* Task objective *
What you return must match the listing below character for character, minus any pictures.

* Given data *

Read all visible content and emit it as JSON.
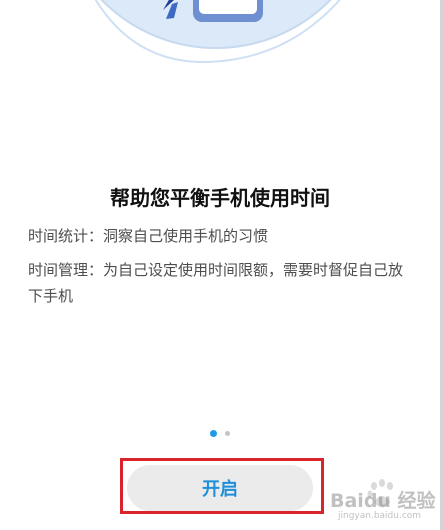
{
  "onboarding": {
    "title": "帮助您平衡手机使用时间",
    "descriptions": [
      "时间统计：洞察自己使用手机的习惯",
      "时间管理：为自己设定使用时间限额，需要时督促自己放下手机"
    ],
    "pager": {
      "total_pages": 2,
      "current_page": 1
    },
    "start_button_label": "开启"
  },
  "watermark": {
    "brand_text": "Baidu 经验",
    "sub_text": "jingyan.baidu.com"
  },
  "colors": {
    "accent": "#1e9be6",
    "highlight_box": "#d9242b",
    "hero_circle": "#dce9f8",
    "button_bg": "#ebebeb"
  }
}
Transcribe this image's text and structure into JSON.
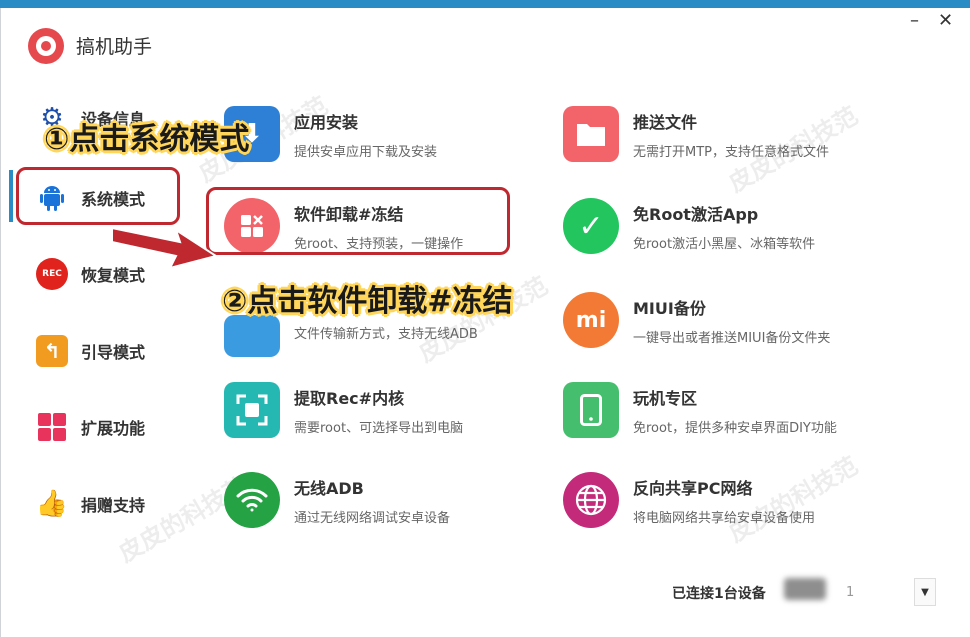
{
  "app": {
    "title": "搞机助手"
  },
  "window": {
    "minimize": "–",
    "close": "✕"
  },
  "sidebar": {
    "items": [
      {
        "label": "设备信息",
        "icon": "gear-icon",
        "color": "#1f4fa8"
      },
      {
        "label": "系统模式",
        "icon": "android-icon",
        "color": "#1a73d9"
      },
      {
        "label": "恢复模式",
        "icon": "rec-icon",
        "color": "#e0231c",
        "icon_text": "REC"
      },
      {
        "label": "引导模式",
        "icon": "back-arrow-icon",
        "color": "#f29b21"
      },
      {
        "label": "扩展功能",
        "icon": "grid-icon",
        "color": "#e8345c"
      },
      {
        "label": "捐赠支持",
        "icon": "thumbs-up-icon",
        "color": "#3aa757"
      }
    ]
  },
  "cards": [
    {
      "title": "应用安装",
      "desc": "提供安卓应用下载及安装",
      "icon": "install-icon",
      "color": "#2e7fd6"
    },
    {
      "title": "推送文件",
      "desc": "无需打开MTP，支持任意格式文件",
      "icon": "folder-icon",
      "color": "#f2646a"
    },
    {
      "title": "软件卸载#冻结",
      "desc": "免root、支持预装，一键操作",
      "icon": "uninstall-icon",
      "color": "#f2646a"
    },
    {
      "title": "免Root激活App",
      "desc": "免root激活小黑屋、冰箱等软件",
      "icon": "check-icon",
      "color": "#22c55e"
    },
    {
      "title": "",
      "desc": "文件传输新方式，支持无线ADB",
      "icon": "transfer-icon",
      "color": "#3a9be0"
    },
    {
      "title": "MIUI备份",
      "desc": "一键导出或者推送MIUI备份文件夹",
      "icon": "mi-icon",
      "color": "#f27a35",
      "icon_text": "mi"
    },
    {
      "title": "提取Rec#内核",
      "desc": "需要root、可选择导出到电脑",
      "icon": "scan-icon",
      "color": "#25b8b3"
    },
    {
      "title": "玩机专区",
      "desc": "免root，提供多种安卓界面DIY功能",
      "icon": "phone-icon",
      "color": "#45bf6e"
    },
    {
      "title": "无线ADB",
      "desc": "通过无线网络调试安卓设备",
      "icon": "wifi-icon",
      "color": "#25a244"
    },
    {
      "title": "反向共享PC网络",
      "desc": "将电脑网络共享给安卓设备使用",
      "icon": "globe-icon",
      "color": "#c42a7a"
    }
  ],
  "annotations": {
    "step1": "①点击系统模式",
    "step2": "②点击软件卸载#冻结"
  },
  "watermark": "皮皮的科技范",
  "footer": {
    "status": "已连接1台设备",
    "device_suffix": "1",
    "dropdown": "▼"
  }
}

* Exercise solution *
Read all visible content and emit it as JSON.
{
  "onboarding": {
    "title": "帮助您平衡手机使用时间",
    "descriptions": [
      "时间统计：洞察自己使用手机的习惯",
      "时间管理：为自己设定使用时间限额，需要时督促自己放下手机"
    ],
    "pager": {
      "total_pages": 2,
      "current_page": 1
    },
    "start_button_label": "开启"
  },
  "watermark": {
    "brand_text": "Baidu 经验",
    "sub_text": "jingyan.baidu.com"
  },
  "colors": {
    "accent": "#1e9be6",
    "highlight_box": "#d9242b",
    "hero_circle": "#dce9f8",
    "button_bg": "#ebebeb"
  }
}
Transcribe this image's text and structure into JSON.
{
  "app": {
    "title": "搞机助手"
  },
  "window": {
    "minimize": "–",
    "close": "✕"
  },
  "sidebar": {
    "items": [
      {
        "label": "设备信息",
        "icon": "gear-icon",
        "color": "#1f4fa8"
      },
      {
        "label": "系统模式",
        "icon": "android-icon",
        "color": "#1a73d9"
      },
      {
        "label": "恢复模式",
        "icon": "rec-icon",
        "color": "#e0231c",
        "icon_text": "REC"
      },
      {
        "label": "引导模式",
        "icon": "back-arrow-icon",
        "color": "#f29b21"
      },
      {
        "label": "扩展功能",
        "icon": "grid-icon",
        "color": "#e8345c"
      },
      {
        "label": "捐赠支持",
        "icon": "thumbs-up-icon",
        "color": "#3aa757"
      }
    ]
  },
  "cards": [
    {
      "title": "应用安装",
      "desc": "提供安卓应用下载及安装",
      "icon": "install-icon",
      "color": "#2e7fd6"
    },
    {
      "title": "推送文件",
      "desc": "无需打开MTP，支持任意格式文件",
      "icon": "folder-icon",
      "color": "#f2646a"
    },
    {
      "title": "软件卸载#冻结",
      "desc": "免root、支持预装，一键操作",
      "icon": "uninstall-icon",
      "color": "#f2646a"
    },
    {
      "title": "免Root激活App",
      "desc": "免root激活小黑屋、冰箱等软件",
      "icon": "check-icon",
      "color": "#22c55e"
    },
    {
      "title": "",
      "desc": "文件传输新方式，支持无线ADB",
      "icon": "transfer-icon",
      "color": "#3a9be0"
    },
    {
      "title": "MIUI备份",
      "desc": "一键导出或者推送MIUI备份文件夹",
      "icon": "mi-icon",
      "color": "#f27a35",
      "icon_text": "mi"
    },
    {
      "title": "提取Rec#内核",
      "desc": "需要root、可选择导出到电脑",
      "icon": "scan-icon",
      "color": "#25b8b3"
    },
    {
      "title": "玩机专区",
      "desc": "免root，提供多种安卓界面DIY功能",
      "icon": "phone-icon",
      "color": "#45bf6e"
    },
    {
      "title": "无线ADB",
      "desc": "通过无线网络调试安卓设备",
      "icon": "wifi-icon",
      "color": "#25a244"
    },
    {
      "title": "反向共享PC网络",
      "desc": "将电脑网络共享给安卓设备使用",
      "icon": "globe-icon",
      "color": "#c42a7a"
    }
  ],
  "annotations": {
    "step1": "①点击系统模式",
    "step2": "②点击软件卸载#冻结"
  },
  "watermark": "皮皮的科技范",
  "footer": {
    "status": "已连接1台设备",
    "device_suffix": "1",
    "dropdown": "▼"
  }
}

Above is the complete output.